**WORK REQUIRED:**
What follows is a set of records. Retype them exactly, leaving out the pictures.

**EXTRACTED ENTRIES:**
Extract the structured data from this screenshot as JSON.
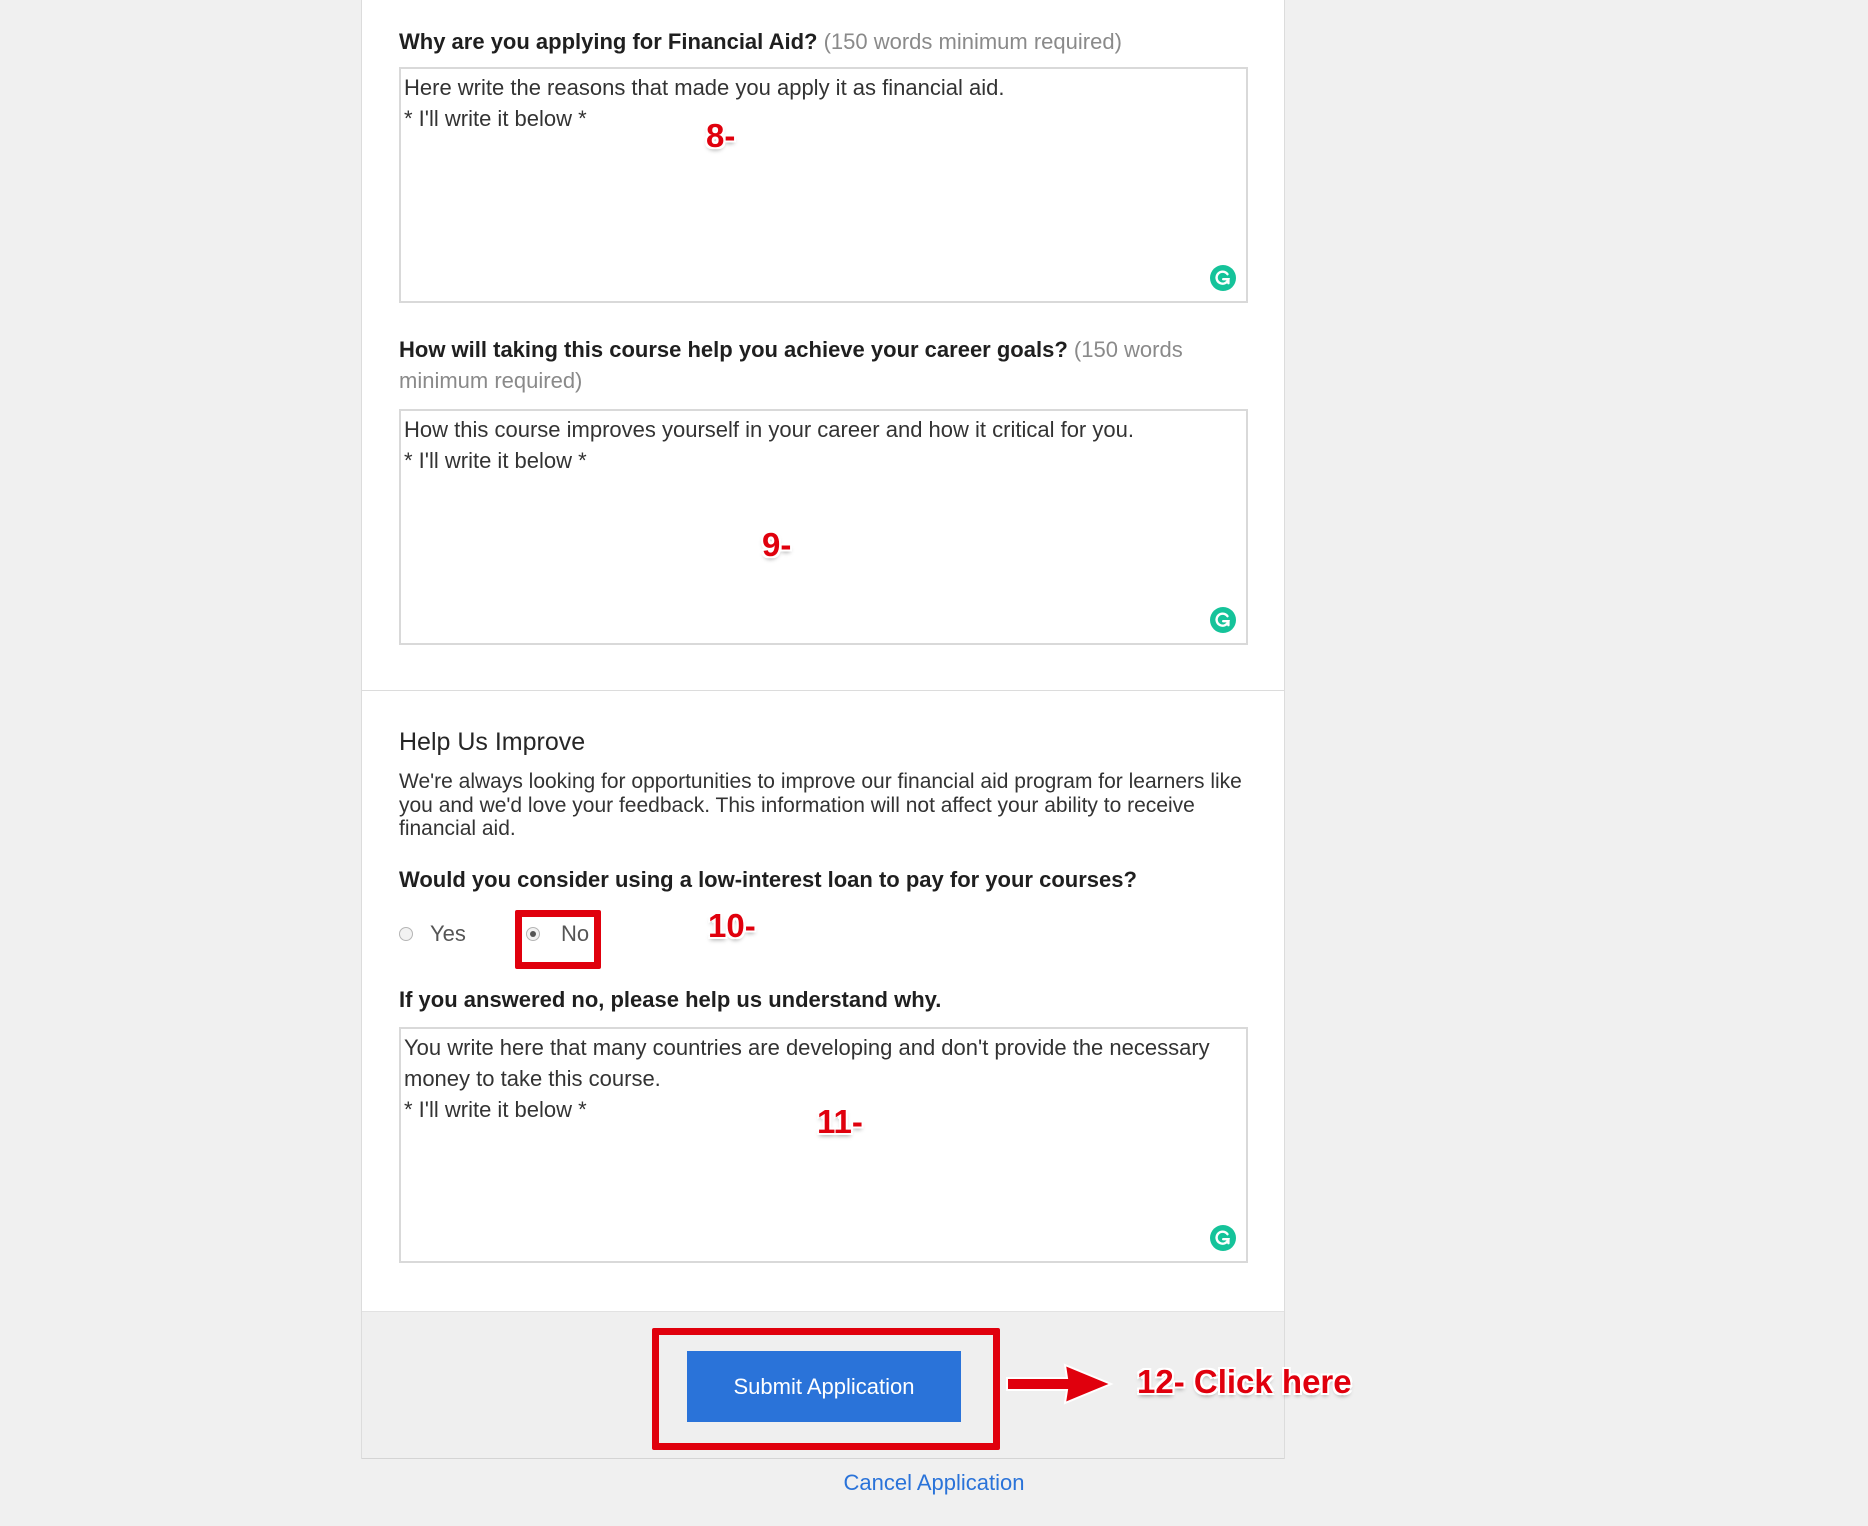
{
  "questions": {
    "q1": {
      "label": "Why are you applying for Financial Aid?",
      "hint": "(150 words minimum required)",
      "line1": "Here write the reasons that made you apply it as financial aid.",
      "line2": "* I'll write it below *"
    },
    "q2": {
      "label": "How will taking this course help you achieve your career goals?",
      "hint": "(150 words minimum required)",
      "line1": "How this course improves yourself in your career and how it critical for you.",
      "line2": "* I'll write it below *"
    }
  },
  "help": {
    "title": "Help Us Improve",
    "description": "We're always looking for opportunities to improve our financial aid program for learners like you and we'd love your feedback. This information will not affect your ability to receive financial aid.",
    "loan_question": "Would you consider using a low-interest loan to pay for your courses?",
    "options": {
      "yes": "Yes",
      "no": "No",
      "selected": "No"
    },
    "why_label": "If you answered no, please help us understand why.",
    "why_line1": "You write here that many countries are developing and don't provide the necessary money to take this course.",
    "why_line2": "* I'll write it below *"
  },
  "actions": {
    "submit": "Submit Application",
    "cancel": "Cancel Application"
  },
  "annotations": {
    "a8": "8-",
    "a9": "9-",
    "a10": "10-",
    "a11": "11-",
    "a12": "12- Click here"
  },
  "colors": {
    "accent": "#2a73d9",
    "annotation_red": "#e0000d",
    "grammarly": "#15c39a"
  },
  "icons": [
    "grammarly-icon",
    "radio-unselected",
    "radio-selected",
    "arrow-right-icon"
  ]
}
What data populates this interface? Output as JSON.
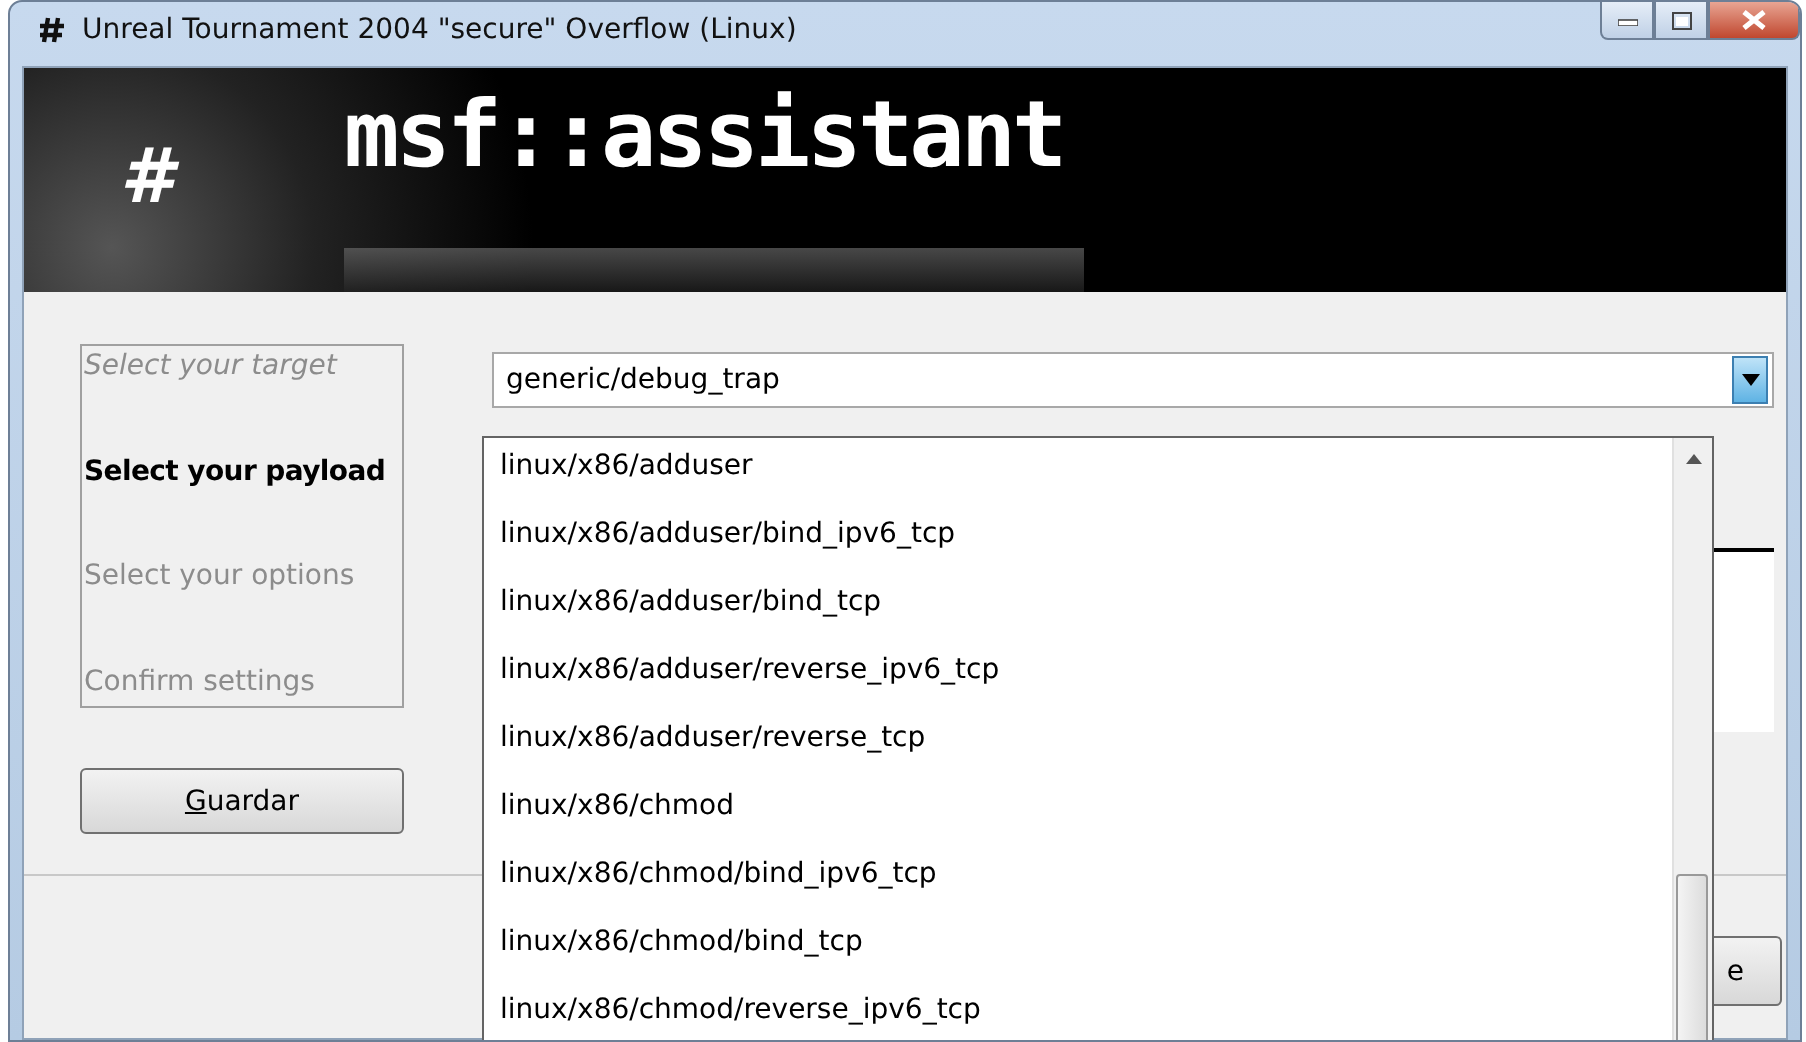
{
  "window": {
    "title": "Unreal Tournament 2004 \"secure\" Overflow (Linux)"
  },
  "banner": {
    "hash": "#",
    "logo": "msf::assistant"
  },
  "steps": [
    {
      "label": "Select your target",
      "selected": false,
      "italic": true
    },
    {
      "label": "Select your payload",
      "selected": true,
      "italic": false
    },
    {
      "label": "Select your options",
      "selected": false,
      "italic": false
    },
    {
      "label": "Confirm settings",
      "selected": false,
      "italic": false
    }
  ],
  "save_button": "Guardar",
  "payload_combo": {
    "value": "generic/debug_trap",
    "expanded": true
  },
  "dropdown_items": [
    "linux/x86/adduser",
    "linux/x86/adduser/bind_ipv6_tcp",
    "linux/x86/adduser/bind_tcp",
    "linux/x86/adduser/reverse_ipv6_tcp",
    "linux/x86/adduser/reverse_tcp",
    "linux/x86/chmod",
    "linux/x86/chmod/bind_ipv6_tcp",
    "linux/x86/chmod/bind_tcp",
    "linux/x86/chmod/reverse_ipv6_tcp"
  ],
  "partial_button": "e"
}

**ANSWER BELOW:**
Extract the structured data from this screenshot as JSON.
{
  "questions": {
    "q1": {
      "label": "Why are you applying for Financial Aid?",
      "hint": "(150 words minimum required)",
      "line1": "Here write the reasons that made you apply it as financial aid.",
      "line2": "* I'll write it below *"
    },
    "q2": {
      "label": "How will taking this course help you achieve your career goals?",
      "hint": "(150 words minimum required)",
      "line1": "How this course improves yourself in your career and how it critical for you.",
      "line2": "* I'll write it below *"
    }
  },
  "help": {
    "title": "Help Us Improve",
    "description": "We're always looking for opportunities to improve our financial aid program for learners like you and we'd love your feedback. This information will not affect your ability to receive financial aid.",
    "loan_question": "Would you consider using a low-interest loan to pay for your courses?",
    "options": {
      "yes": "Yes",
      "no": "No",
      "selected": "No"
    },
    "why_label": "If you answered no, please help us understand why.",
    "why_line1": "You write here that many countries are developing and don't provide the necessary money to take this course.",
    "why_line2": "* I'll write it below *"
  },
  "actions": {
    "submit": "Submit Application",
    "cancel": "Cancel Application"
  },
  "annotations": {
    "a8": "8-",
    "a9": "9-",
    "a10": "10-",
    "a11": "11-",
    "a12": "12- Click here"
  },
  "colors": {
    "accent": "#2a73d9",
    "annotation_red": "#e0000d",
    "grammarly": "#15c39a"
  },
  "icons": [
    "grammarly-icon",
    "radio-unselected",
    "radio-selected",
    "arrow-right-icon"
  ]
}
What data populates this interface? Output as JSON.
{
  "window": {
    "title": "Unreal Tournament 2004 \"secure\" Overflow (Linux)"
  },
  "banner": {
    "hash": "#",
    "logo": "msf::assistant"
  },
  "steps": [
    {
      "label": "Select your target",
      "selected": false,
      "italic": true
    },
    {
      "label": "Select your payload",
      "selected": true,
      "italic": false
    },
    {
      "label": "Select your options",
      "selected": false,
      "italic": false
    },
    {
      "label": "Confirm settings",
      "selected": false,
      "italic": false
    }
  ],
  "save_button": "Guardar",
  "payload_combo": {
    "value": "generic/debug_trap",
    "expanded": true
  },
  "dropdown_items": [
    "linux/x86/adduser",
    "linux/x86/adduser/bind_ipv6_tcp",
    "linux/x86/adduser/bind_tcp",
    "linux/x86/adduser/reverse_ipv6_tcp",
    "linux/x86/adduser/reverse_tcp",
    "linux/x86/chmod",
    "linux/x86/chmod/bind_ipv6_tcp",
    "linux/x86/chmod/bind_tcp",
    "linux/x86/chmod/reverse_ipv6_tcp"
  ],
  "partial_button": "e"
}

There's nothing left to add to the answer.